Fixated on Comfort Food


The New Comfort Food

Guilty as charged.

by John-Bryan Hopkins

Those of you who follow this column regularly could rightfully accuse me of being fixated on the subject of comfort food.  Guilty as charged. I, like most people, cook what I crave.

Saveur’s cookbook, The New Comfort Food: Home Cooking from Around the World, is a new “must have” for every kitchen. Numerous books come to my desk each month, this one made me stop, look, and cook.

The editors of Saveur, the award winning food magazine, and its editor-in-chief James Oseland, have brought together a collection of more than a hundred of the world’s most beloved home-style dishes and drinks. Accompanied by first-person stories from some of Saveur’s most acclaimed writers.

We are treated to visually stunning photos of amazing dishes that satisfy not just an American palette, but with the turn of each page one gets to experience home cooking from around the world. Now, this is food to satisfy the soul: gooey mac and cheese, slow-braised Provencal-style leg of lamb, silky Chinese stir-fry noodles, deep-fried catfish and tagliatelle with a rich ragu bolognese. We meet the cooks, families and communities who crave and cook these wonderful dishes. Sure, we may like the American classics, but today our view of comfort food is more eclectic than ever. The New Comfort Food is based on the simple idea that home cooking is the foundation of all great cuisines no matter where on Earth home happens to be.

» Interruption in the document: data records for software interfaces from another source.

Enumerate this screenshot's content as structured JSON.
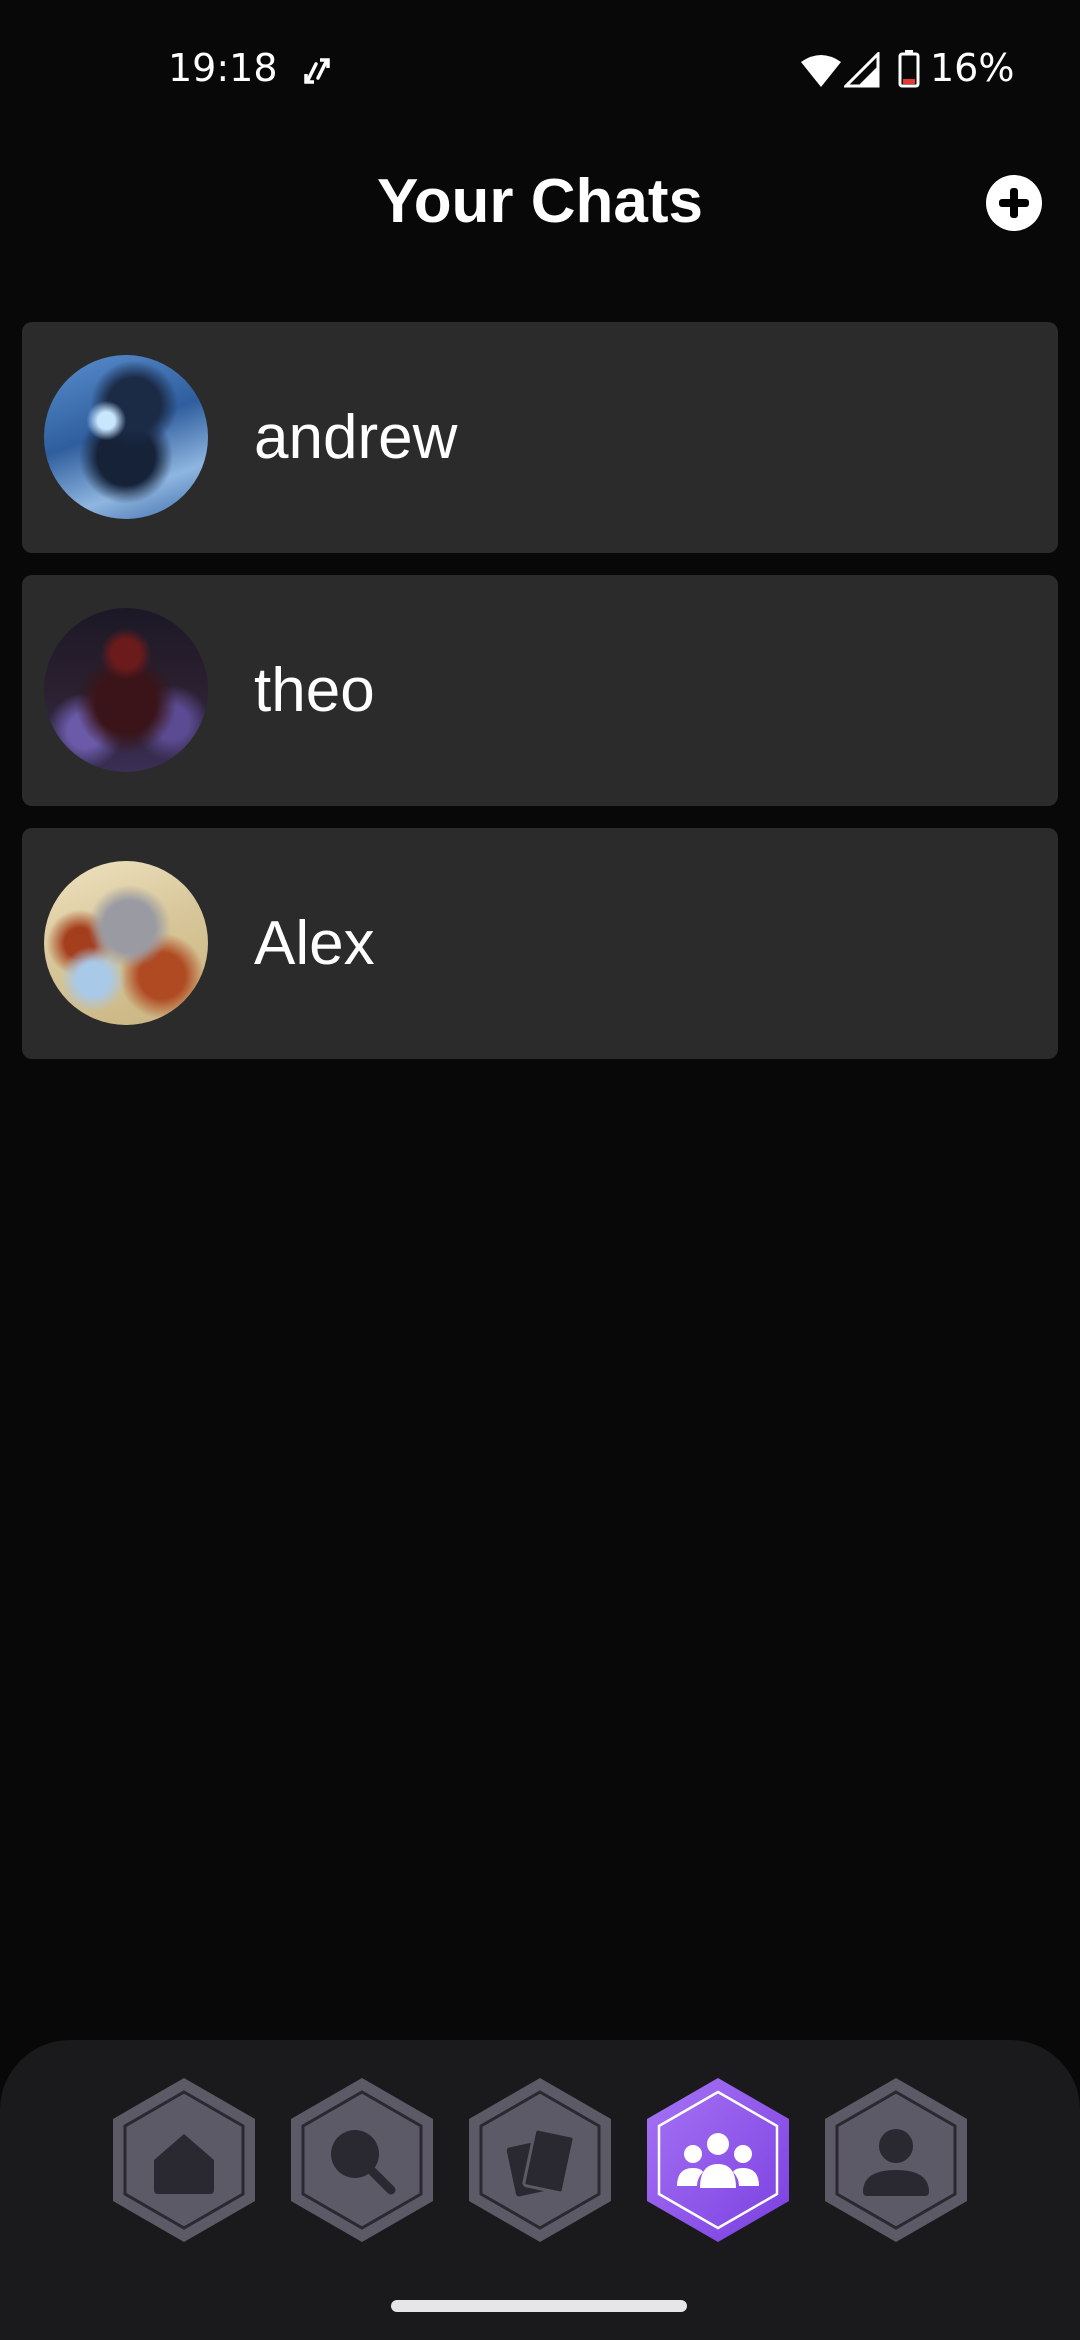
{
  "status_bar": {
    "time": "19:18",
    "battery": "16%",
    "icons": [
      "sync-icon",
      "wifi-icon",
      "signal-icon",
      "battery-icon"
    ]
  },
  "header": {
    "title": "Your Chats",
    "add_icon": "plus-circle-icon"
  },
  "chats": [
    {
      "name": "andrew"
    },
    {
      "name": "theo"
    },
    {
      "name": "Alex"
    }
  ],
  "bottom_nav": {
    "active_index": 3,
    "items": [
      {
        "icon": "home-icon"
      },
      {
        "icon": "search-icon"
      },
      {
        "icon": "cards-icon"
      },
      {
        "icon": "group-icon"
      },
      {
        "icon": "profile-icon"
      }
    ]
  },
  "colors": {
    "background": "#080808",
    "row": "#2b2b2c",
    "nav_bg": "#1a1a1c",
    "nav_inactive": "#5d5a67",
    "nav_active": "#8a52e6"
  }
}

Foodimentary Fact: This is a cookbook to read. On a recent evening I found myself, surrounded by my tolerant family, reading aloud the recipes and stories. An animated discussion followed about foods we’ve tried, what we like to cook and, best of all , what we really crave. A memorable evening which has led to many “comforting” meals.

Leave a Reply